• DATA IN THIS EXERCISE
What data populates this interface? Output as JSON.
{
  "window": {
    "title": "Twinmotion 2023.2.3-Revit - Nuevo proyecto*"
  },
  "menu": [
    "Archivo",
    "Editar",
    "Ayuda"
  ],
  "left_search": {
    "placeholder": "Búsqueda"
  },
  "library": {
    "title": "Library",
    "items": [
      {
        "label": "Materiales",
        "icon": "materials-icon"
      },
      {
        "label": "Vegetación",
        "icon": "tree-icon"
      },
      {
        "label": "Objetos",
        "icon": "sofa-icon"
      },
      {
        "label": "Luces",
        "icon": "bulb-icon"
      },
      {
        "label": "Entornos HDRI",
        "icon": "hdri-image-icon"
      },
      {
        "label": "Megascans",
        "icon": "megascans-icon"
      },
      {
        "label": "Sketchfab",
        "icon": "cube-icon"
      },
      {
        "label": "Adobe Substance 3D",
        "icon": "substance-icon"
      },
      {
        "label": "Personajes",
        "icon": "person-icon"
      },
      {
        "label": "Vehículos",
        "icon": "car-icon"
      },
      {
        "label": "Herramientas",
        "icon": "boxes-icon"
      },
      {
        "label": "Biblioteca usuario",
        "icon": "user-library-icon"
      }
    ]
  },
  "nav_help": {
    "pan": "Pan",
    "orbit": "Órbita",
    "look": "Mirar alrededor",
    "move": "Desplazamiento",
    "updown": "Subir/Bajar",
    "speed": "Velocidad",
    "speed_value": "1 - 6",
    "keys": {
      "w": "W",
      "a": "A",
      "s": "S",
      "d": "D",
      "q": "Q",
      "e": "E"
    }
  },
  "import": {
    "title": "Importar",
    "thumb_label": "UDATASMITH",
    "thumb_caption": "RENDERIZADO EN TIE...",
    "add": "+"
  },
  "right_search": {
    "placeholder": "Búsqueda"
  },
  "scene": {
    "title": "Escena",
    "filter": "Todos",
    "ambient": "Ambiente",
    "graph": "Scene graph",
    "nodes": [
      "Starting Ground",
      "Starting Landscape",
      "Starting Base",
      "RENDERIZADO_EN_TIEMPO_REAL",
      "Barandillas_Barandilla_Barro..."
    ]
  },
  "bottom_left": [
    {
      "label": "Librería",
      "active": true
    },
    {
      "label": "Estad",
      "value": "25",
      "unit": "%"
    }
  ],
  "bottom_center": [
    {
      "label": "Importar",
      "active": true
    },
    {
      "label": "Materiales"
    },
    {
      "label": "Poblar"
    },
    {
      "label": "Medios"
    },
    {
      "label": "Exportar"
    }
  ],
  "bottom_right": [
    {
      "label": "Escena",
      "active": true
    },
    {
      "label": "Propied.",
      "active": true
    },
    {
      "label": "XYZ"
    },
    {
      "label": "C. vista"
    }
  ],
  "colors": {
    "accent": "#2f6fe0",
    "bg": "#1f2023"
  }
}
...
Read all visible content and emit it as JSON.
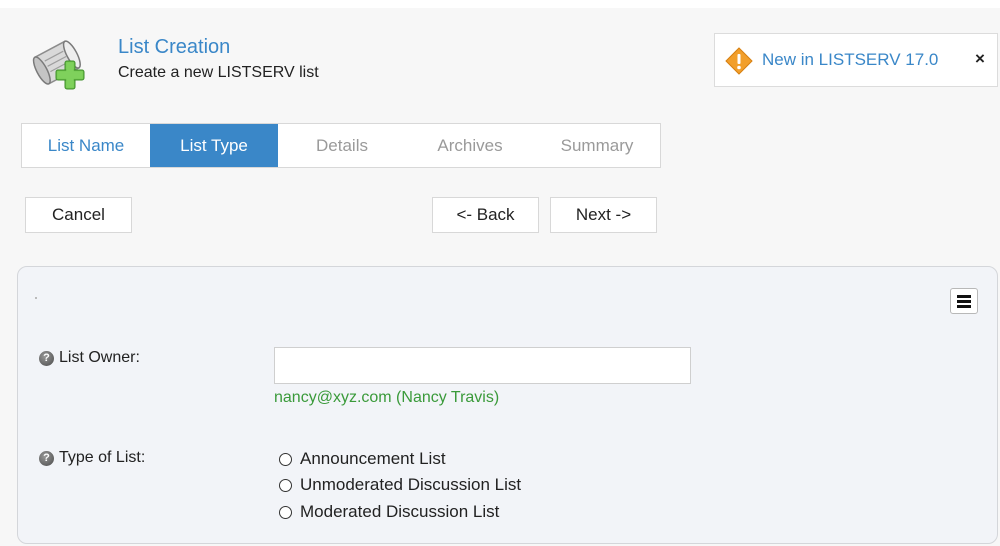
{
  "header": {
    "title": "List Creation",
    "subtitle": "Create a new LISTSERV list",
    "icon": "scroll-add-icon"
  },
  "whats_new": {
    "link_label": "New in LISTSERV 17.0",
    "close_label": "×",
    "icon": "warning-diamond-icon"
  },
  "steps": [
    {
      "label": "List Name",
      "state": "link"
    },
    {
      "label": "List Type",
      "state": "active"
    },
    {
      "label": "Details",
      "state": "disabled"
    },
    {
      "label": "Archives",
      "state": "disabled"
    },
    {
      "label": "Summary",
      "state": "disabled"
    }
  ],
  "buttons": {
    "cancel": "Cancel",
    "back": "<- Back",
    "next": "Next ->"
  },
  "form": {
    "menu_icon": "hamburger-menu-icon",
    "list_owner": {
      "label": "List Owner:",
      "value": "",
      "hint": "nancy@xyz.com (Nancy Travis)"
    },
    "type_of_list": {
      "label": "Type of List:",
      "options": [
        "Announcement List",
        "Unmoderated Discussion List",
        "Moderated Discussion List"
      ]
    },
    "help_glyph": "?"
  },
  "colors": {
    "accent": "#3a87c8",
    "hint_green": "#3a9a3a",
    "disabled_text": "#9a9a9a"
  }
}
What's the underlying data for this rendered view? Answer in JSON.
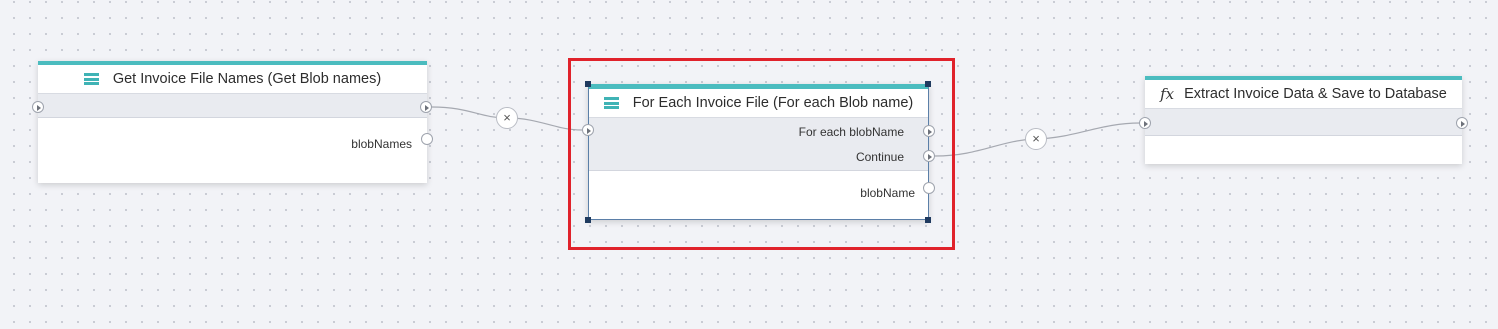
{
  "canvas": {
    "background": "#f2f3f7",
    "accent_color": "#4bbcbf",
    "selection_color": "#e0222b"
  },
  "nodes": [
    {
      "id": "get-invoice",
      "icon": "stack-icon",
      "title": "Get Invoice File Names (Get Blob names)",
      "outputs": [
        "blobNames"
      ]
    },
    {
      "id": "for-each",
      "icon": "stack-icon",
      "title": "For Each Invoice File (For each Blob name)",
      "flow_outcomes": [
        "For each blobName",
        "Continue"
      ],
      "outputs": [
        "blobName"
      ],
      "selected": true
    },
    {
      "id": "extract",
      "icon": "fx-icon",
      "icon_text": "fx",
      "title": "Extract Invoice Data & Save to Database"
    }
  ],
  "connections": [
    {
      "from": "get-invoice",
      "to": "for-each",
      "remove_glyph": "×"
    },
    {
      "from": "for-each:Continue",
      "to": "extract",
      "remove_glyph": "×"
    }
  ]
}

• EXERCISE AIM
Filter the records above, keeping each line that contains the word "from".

• ANSWER TO THIS PROBLEM
      "from": "get-invoice",
      "from": "for-each:Continue",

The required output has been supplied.